Thing that killed me was the delay waiting to get this coated, the assurance it was going to be a top notch job etc…they did do a nice job, just a bit too much of it lol.
I used to work on a lot of overhauled turbines ( O&R) and managed an O&R/weld shop. Should’ve sent us that lever gun. We would’ve weld filled the divots, milled it back to size,helicoiled the blown threads, maybe throw in a quench and temper, given it a nice carcinogenic cadmium finish, and thrown in 5 certificates of conformance verifying we dun did a gud job …then covered it in ceracoted let your buddy try try again.
I think all that sexy work would have cost a little more than the gun was worth. But I’m sure it would have been a spectacular piece in the end
Just a thought, but I’ve had a few folks I train report the same experience with the 43 and my belief, and I say this with all the respect in the world, if that the shooter got broken in to the gun, not the other way around.

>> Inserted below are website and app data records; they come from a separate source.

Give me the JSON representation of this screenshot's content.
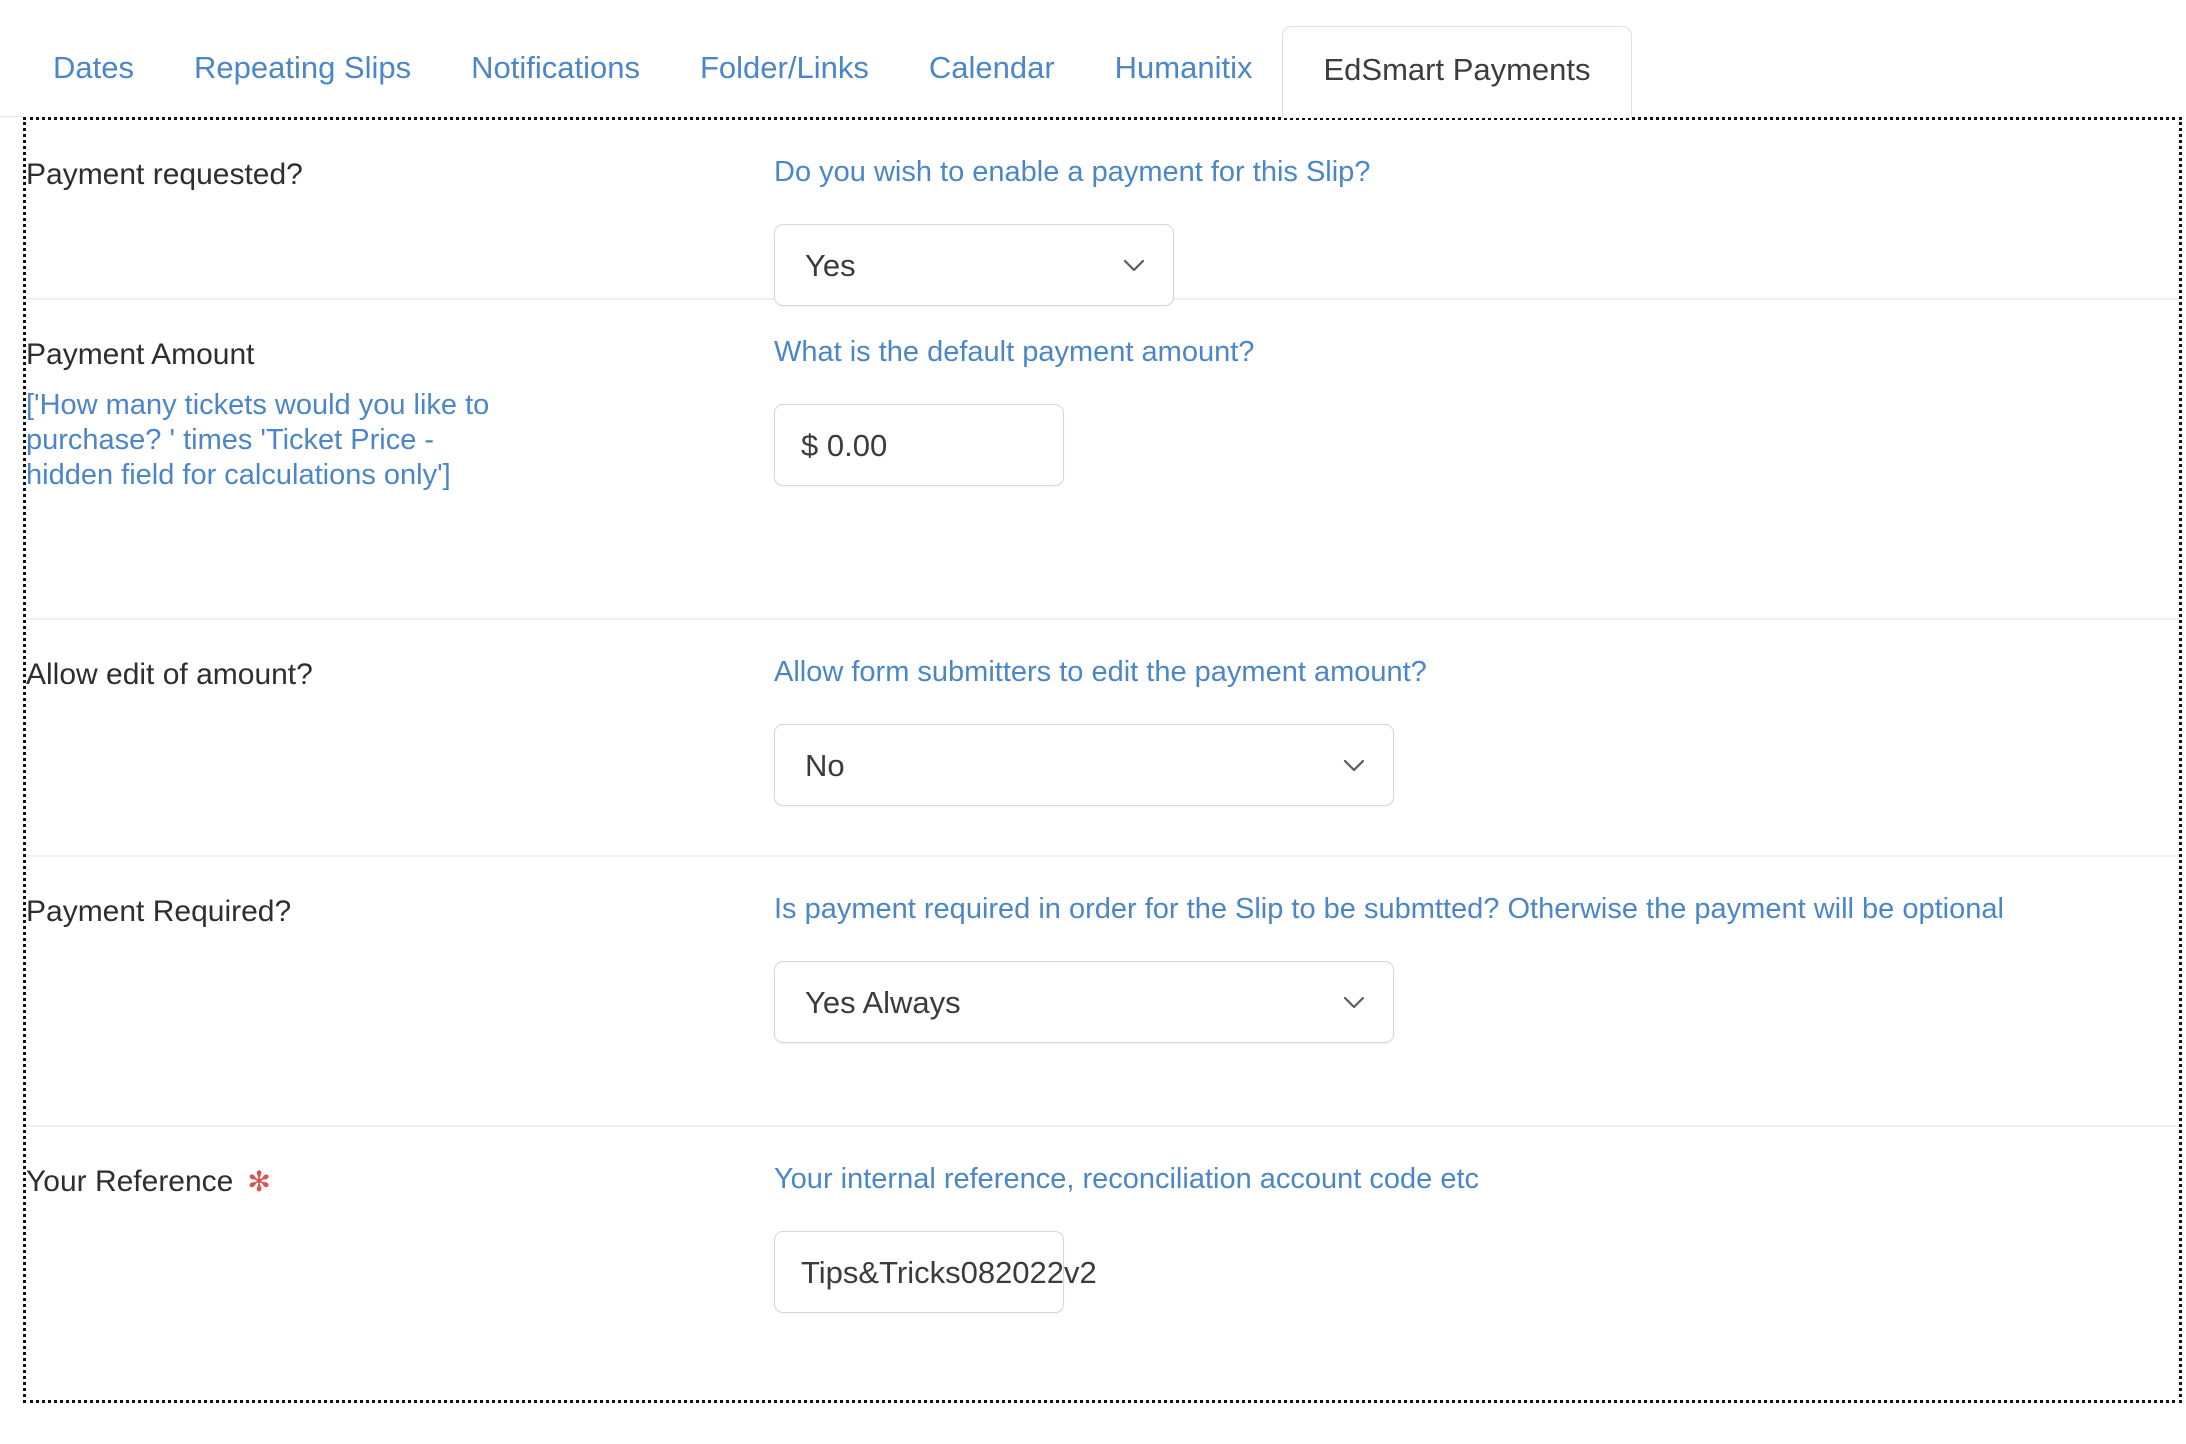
{
  "tabs": [
    {
      "label": "Dates",
      "active": false
    },
    {
      "label": "Repeating Slips",
      "active": false
    },
    {
      "label": "Notifications",
      "active": false
    },
    {
      "label": "Folder/Links",
      "active": false
    },
    {
      "label": "Calendar",
      "active": false
    },
    {
      "label": "Humanitix",
      "active": false
    },
    {
      "label": "EdSmart Payments",
      "active": true
    }
  ],
  "colors": {
    "link_blue": "#4a86c8",
    "label_dark": "#2e2e2e",
    "required_red": "#d9534f",
    "border_grey": "#d6d6d6",
    "row_divider": "#f0f0f0"
  },
  "rows": {
    "payment_requested": {
      "label": "Payment requested?",
      "help": "Do you wish to enable a payment for this Slip?",
      "select_value": "Yes",
      "chevron": "chevron-down-icon"
    },
    "payment_amount": {
      "label": "Payment Amount",
      "sublabel": "['How many tickets would you like to purchase? ' times 'Ticket Price - hidden field for calculations only']",
      "help": "What is the default payment amount?",
      "input_value": "$ 0.00"
    },
    "allow_edit": {
      "label": "Allow edit of amount?",
      "help": "Allow form submitters to edit the payment amount?",
      "select_value": "No",
      "chevron": "chevron-down-icon"
    },
    "payment_required": {
      "label": "Payment Required?",
      "help": "Is payment required in order for the Slip to be submtted? Otherwise the payment will be optional",
      "select_value": "Yes Always",
      "chevron": "chevron-down-icon"
    },
    "your_reference": {
      "label": "Your Reference",
      "required_marker": "✻",
      "help": "Your internal reference, reconciliation account code etc",
      "input_value": "Tips&Tricks082022v2"
    }
  }
}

The Glock 43 is a tough little gun to shoot well and as we speed up shooting folks grips tend to get sloppy, specially at the beginning of ownership. Then they get used to the gun and subconsciously end up doing what they need to do with their grips to gain control over the tiny/light beast and all of a sudden all is well. That process usually takes a few hundred rounds.
My thought process on this view is that Glocks throw their brass precisely the same way every time during recoil (most guns will) so why would a random piece of brass decide to take a different route to the shooters noggin? I can’t think of anything mechanical that could cause this, especially something that would fix itself.
The only time I have had this happen with my Glocks are with reloads using Hi Skor 700x. The flakey powder sometimes gave me inconsistent pressures.
Yep, Good point and I can absolutely see that. But not related to break-in in the context of the thread because that’s not mechanical. Assuming good reloads or commercial ammo the ejection process in a Glock is pretty tight. But astute observation nevertheless!
As far as mechanical break in the only thing I could see is the recoil spring, too heavy or not heavy enough, and/or weak wristing the pistol.
Yep, weak wristing or not locking the gun with enough bilateral pressure on the grip frame I believe is the key to erratic ejection.
whatever you do to a Glock, do not try to adjust the ejector angle. Don’t ask me how I know this
fwiw, gen 3 and 4 ejectors are interchangeable and slightly different, at least for certain models afaik.
But yeah, total agreement with the above thoughts on spring tension, round hotness, slide resistance and grip…the ejector will be either the same as new…or broken. There is no in between.
I don’t know if a pistol needs breaking in, but after getting past “What do you mean, you bought another gun???” it’s sure a good follow-up excuse to get out to the range. “But now that I have it, I’ve got to break it in.”